The pressure exerted by a gas is the force exerted by its molecules bouncing off whatever surface they encounter. The pressure of moist air is the sum of the pressures exerted by its nitrogen, oxygen, water, and all other molecules. The pressure exerted by the nitrogen molecules is the

*partial*pressure of nitrogen. The pressure exerted by the water molecules is the

*partial*pressure of water. It turns out that the maximum possible partial pressure of water molecules depends

*only*upon temperature. This maximum is the

*saturation pressure*of water at a particular temperature. Regardless of the other gases that might be mixed with the water vapor, the saturation pressure is always the same at a particular temperature. The graph below gives saturation pressure versus temperature, as indicated by an empirical formula we found here.

Water vapor is a gas just like nitrogen and oxygen. Its pressure depends only upon its volume and temperature. Water vapor in moist air will be at the same temperature as the air.

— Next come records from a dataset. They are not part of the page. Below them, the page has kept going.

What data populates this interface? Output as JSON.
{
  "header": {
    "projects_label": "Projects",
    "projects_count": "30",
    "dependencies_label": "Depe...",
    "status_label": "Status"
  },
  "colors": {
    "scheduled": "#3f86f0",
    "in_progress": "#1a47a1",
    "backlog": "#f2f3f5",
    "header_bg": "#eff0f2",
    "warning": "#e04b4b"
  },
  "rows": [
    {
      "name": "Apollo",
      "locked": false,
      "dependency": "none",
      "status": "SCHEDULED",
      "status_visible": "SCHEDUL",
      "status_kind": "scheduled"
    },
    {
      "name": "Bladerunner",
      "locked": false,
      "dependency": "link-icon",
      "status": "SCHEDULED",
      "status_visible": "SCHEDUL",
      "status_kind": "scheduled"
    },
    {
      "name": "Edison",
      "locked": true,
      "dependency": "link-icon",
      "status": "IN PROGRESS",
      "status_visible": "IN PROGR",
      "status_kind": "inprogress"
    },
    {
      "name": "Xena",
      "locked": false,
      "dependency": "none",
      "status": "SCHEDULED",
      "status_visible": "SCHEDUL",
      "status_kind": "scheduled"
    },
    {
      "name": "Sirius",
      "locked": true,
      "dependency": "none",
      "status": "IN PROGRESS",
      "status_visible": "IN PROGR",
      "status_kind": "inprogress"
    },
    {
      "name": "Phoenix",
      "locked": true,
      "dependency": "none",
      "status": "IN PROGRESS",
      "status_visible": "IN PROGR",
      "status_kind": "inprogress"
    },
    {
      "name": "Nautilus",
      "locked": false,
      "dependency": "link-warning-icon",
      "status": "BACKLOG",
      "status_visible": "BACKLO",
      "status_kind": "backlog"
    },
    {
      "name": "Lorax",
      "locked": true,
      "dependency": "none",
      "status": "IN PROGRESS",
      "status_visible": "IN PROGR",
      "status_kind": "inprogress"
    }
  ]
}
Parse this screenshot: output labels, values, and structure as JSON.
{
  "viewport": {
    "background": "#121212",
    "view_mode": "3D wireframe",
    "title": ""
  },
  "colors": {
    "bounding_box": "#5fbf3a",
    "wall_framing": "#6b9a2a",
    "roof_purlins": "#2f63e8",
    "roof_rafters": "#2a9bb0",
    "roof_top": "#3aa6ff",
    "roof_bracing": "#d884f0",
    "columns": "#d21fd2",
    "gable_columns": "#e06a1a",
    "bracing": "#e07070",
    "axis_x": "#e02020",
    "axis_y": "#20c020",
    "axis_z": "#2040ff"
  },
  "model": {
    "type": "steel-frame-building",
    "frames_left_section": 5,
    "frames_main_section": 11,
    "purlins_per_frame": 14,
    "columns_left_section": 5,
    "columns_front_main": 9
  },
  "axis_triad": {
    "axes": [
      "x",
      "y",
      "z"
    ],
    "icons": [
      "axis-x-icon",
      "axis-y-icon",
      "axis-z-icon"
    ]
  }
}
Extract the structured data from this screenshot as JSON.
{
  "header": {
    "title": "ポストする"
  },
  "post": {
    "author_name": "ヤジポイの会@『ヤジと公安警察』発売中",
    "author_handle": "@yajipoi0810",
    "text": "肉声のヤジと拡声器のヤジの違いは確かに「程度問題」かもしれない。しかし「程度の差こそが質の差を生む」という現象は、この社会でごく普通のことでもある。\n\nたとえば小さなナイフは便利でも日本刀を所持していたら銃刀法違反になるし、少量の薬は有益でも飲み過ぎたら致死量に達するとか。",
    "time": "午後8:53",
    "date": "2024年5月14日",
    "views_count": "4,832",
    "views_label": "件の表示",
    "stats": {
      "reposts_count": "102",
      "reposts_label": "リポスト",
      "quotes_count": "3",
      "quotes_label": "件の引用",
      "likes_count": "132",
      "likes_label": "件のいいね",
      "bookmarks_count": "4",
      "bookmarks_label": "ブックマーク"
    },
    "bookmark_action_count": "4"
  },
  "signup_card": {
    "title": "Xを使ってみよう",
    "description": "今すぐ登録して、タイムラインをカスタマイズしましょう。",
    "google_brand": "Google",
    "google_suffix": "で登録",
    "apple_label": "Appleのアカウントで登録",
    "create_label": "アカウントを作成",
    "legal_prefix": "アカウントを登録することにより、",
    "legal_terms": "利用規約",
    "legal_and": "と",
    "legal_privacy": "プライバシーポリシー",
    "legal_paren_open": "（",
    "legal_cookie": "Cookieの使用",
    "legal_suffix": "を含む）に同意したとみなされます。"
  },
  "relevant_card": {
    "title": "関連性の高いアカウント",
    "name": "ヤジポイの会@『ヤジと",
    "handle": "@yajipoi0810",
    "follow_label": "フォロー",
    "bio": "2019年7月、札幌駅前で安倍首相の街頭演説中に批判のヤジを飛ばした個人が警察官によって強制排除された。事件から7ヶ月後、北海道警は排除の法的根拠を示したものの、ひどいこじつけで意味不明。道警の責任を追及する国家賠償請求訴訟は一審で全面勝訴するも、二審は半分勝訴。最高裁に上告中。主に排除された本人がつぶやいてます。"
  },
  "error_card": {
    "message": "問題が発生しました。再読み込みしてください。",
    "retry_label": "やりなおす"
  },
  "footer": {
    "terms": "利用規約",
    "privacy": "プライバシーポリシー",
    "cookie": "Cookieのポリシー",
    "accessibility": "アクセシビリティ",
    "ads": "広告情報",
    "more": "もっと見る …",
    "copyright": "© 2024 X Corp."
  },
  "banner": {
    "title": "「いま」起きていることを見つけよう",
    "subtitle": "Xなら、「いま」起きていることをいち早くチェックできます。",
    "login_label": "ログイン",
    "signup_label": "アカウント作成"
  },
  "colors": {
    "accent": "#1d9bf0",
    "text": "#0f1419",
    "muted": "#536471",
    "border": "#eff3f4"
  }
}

It will share the same volume as the air. If the air pressure halves, so does the partial pressure of water vapor. For concentrations below a few percent, the concentration of water vapor at various air pressures is given by:

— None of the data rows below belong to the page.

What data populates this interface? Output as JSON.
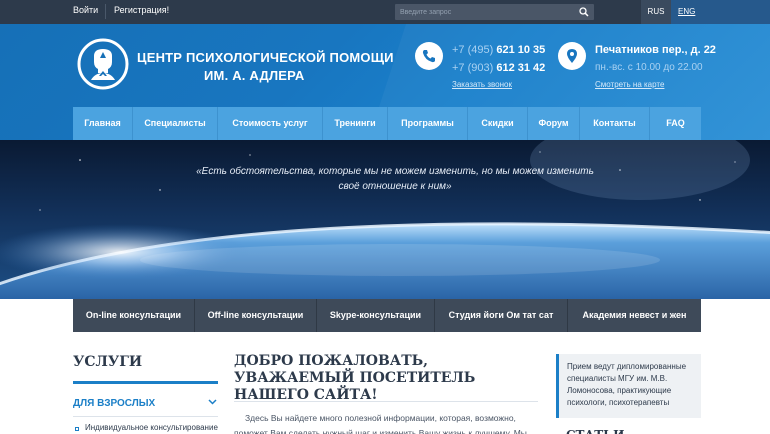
{
  "topbar": {
    "login": "Войти",
    "register": "Регистрация!",
    "search_placeholder": "Введите запрос",
    "lang_rus": "RUS",
    "lang_eng": "ENG"
  },
  "brand": {
    "line1": "ЦЕНТР ПСИХОЛОГИЧЕСКОЙ ПОМОЩИ",
    "line2": "ИМ. А. АДЛЕРА"
  },
  "contacts": {
    "phone1_code": "+7 (495)",
    "phone1_number": "621 10 35",
    "phone2_code": "+7 (903)",
    "phone2_number": "612 31 42",
    "callback": "Заказать звонок",
    "address": "Печатников пер., д. 22",
    "hours": "пн.-вс. с 10.00 до 22.00",
    "map_link": "Смотреть на карте"
  },
  "nav": {
    "items": [
      {
        "label": "Главная"
      },
      {
        "label": "Специалисты"
      },
      {
        "label": "Стоимость услуг"
      },
      {
        "label": "Тренинги"
      },
      {
        "label": "Программы"
      },
      {
        "label": "Скидки"
      },
      {
        "label": "Форум"
      },
      {
        "label": "Контакты"
      },
      {
        "label": "FAQ"
      }
    ]
  },
  "hero": {
    "quote": "«Есть обстоятельства, которые мы не можем изменить, но мы можем изменить своё отношение к ним»"
  },
  "subnav": {
    "items": [
      {
        "label": "On-line консультации"
      },
      {
        "label": "Off-line консультации"
      },
      {
        "label": "Skype-консультации"
      },
      {
        "label": "Студия йоги Ом тат сат"
      },
      {
        "label": "Академия невест и жен"
      }
    ]
  },
  "services": {
    "title": "УСЛУГИ",
    "category": "ДЛЯ ВЗРОСЛЫХ",
    "first_item": "Индивидуальное консультирование"
  },
  "welcome": {
    "title": "ДОБРО ПОЖАЛОВАТЬ, УВАЖАЕМЫЙ ПОСЕТИТЕЛЬ НАШЕГО САЙТА!",
    "line1": "Здесь Вы найдете много полезной информации, которая, возможно,",
    "line2": "поможет Вам сделать нужный шаг и изменить Вашу жизнь к лучшему. Мы"
  },
  "sidebar_note": {
    "text": "Прием ведут дипломированные специалисты МГУ им. М.В. Ломоносова, практикующие психологи, психотерапевты",
    "articles_title": "СТАТЬИ"
  },
  "colors": {
    "accent": "#1b7fc7",
    "topbar": "#2d3a4b",
    "nav": "#4ba3e0",
    "subnav": "#3e4a59"
  }
}
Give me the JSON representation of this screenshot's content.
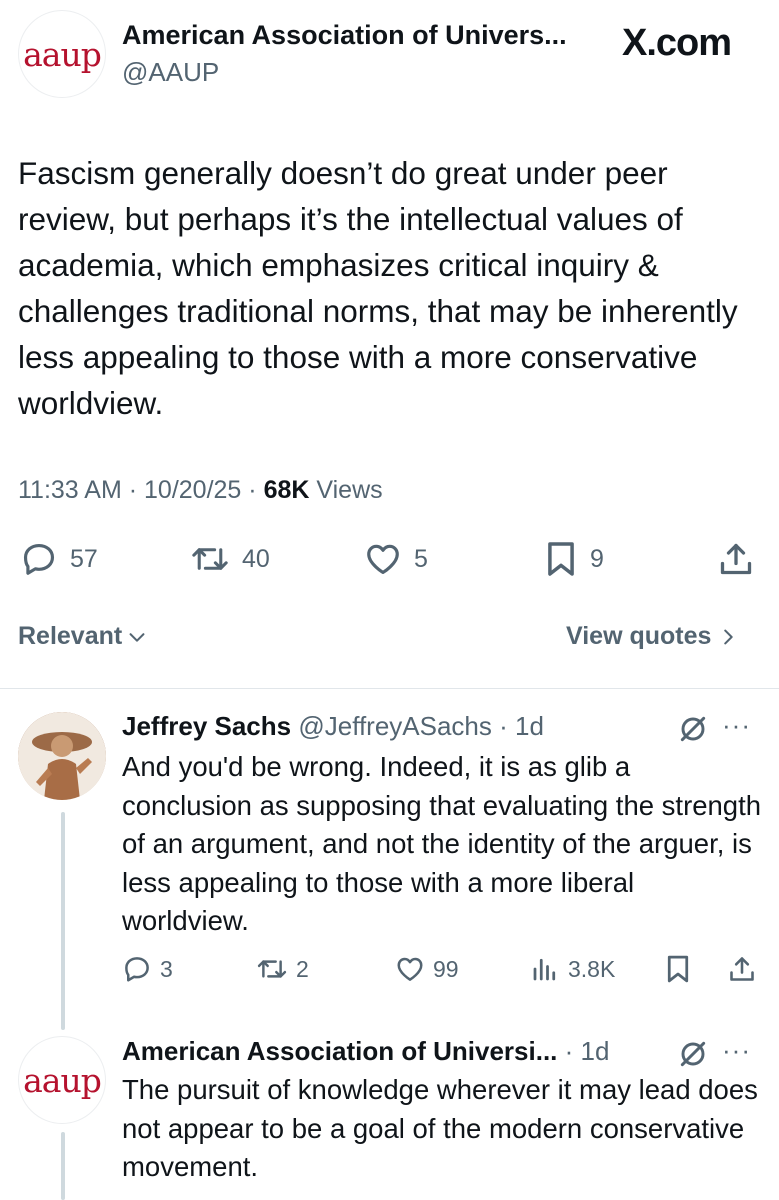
{
  "header": {
    "name": "American Association of Univers...",
    "handle": "@AAUP",
    "site": "X.com",
    "avatar_text": "aaup"
  },
  "tweet": {
    "text": "Fascism generally doesn’t do great under peer review, but perhaps it’s the intellectual values of academia, which emphasizes critical inquiry & challenges traditional norms, that may be inherently less appealing to those with a more conservative worldview.",
    "time": "11:33 AM",
    "date": "10/20/25",
    "views_count": "68K",
    "views_label": "Views",
    "replies": "57",
    "reposts": "40",
    "likes": "5",
    "bookmarks": "9"
  },
  "bar": {
    "relevant_label": "Relevant",
    "view_quotes_label": "View quotes"
  },
  "replies": [
    {
      "name": "Jeffrey Sachs",
      "handle": "@JeffreyASachs",
      "age": "1d",
      "text": "And you'd be wrong. Indeed, it is as glib a conclusion as supposing that evaluating the strength of an argument, and not the identity of the arguer, is less appealing to those with a more liberal worldview.",
      "replies": "3",
      "reposts": "2",
      "likes": "99",
      "views": "3.8K"
    },
    {
      "name": "American Association of Universi...",
      "age": "1d",
      "avatar_text": "aaup",
      "text": "The pursuit of knowledge wherever it may lead does not appear to be a goal of the modern conservative movement."
    }
  ],
  "colors": {
    "text": "#0f1419",
    "muted": "#536471",
    "aaup_red": "#b5122e",
    "divider": "#e1e6ea"
  },
  "icons": [
    "reply-icon",
    "repost-icon",
    "like-icon",
    "bookmark-icon",
    "share-icon",
    "views-icon",
    "grok-icon",
    "more-icon",
    "chevron-down-icon",
    "chevron-right-icon"
  ]
}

*x*=

*p*

_{w}R

_{w}/

*p*R = 0.62

*p*

_{w}/

*p*,

where

*x*is the concentration of water vapor,

*p*

_{w}is its partial pressure, R

_{w}is its specific gas constant, or 462 J/kgK,

*p*is the air pressure, and R is the specific gas constant for air, or 287 J/kgK.

Consider moist air near the surface of the Earth at temperature 300 K, pressure 100 kPa, and water vapor partial pressure 2 kPa, which corresponds to concentration 12 g/kg. The water vapor pressure is roughly half the saturation pressure of 3.8 kPa shown on our graph. Suppose our moist air rises to 2000 m. Its cools to 280 K (1 K per 100 m) and its pressure drops to 80 kPa (adiabatic expansion of air). The concentration of water vapor remains 12 g/kg and its partial pressure drops slightly to 1.6 kPa. At 280 K, however, the saturation pressure has dropped all the way to 1 kPa, which corresponds to a concentration of only 7.6 g/kg. Thus each kilogram of air contains 4.4 g more water than it can hold as water vapor. This excess water must condense to form water droplets.

We would like a simple formula that will allow us to calculate the amount of water that must condense from moist, rising air in our Circulating Cells program. We combine the saturation concentration approximation of our Evaporation Rate post with the specific gas constants of air and water vapor, and with the assumption that the water vapor concentration is small, to arrive at the following approximation.

*x*

_{s}= (

*T*−250)

^{2}

*p*/8000

Here

*x*

_{s}is the saturation concentration of water vapor in g/kg,

*p*is the air pressure in kPa, and

*T*is the temperature of the air in K. At 280 K and 80 kPa, this formula gives us 9 g/kg, which corresponds to a partial pressure of 1.2 kPa. This 1.2 kPa is close enough to the 1.0 kPa shown in the graph above.

The partial pressure of water vapor in moist air decreases as the air rises. But at the same time, the rising air cools by adiabatic expansion, and this cooling depresses the saturation pressure of water vapor so rapidly that condensation will eventually take place. With our approximate formula for saturation concentration with pressure and temperature, we will be able to simulate the condensation of water in moist, rising air.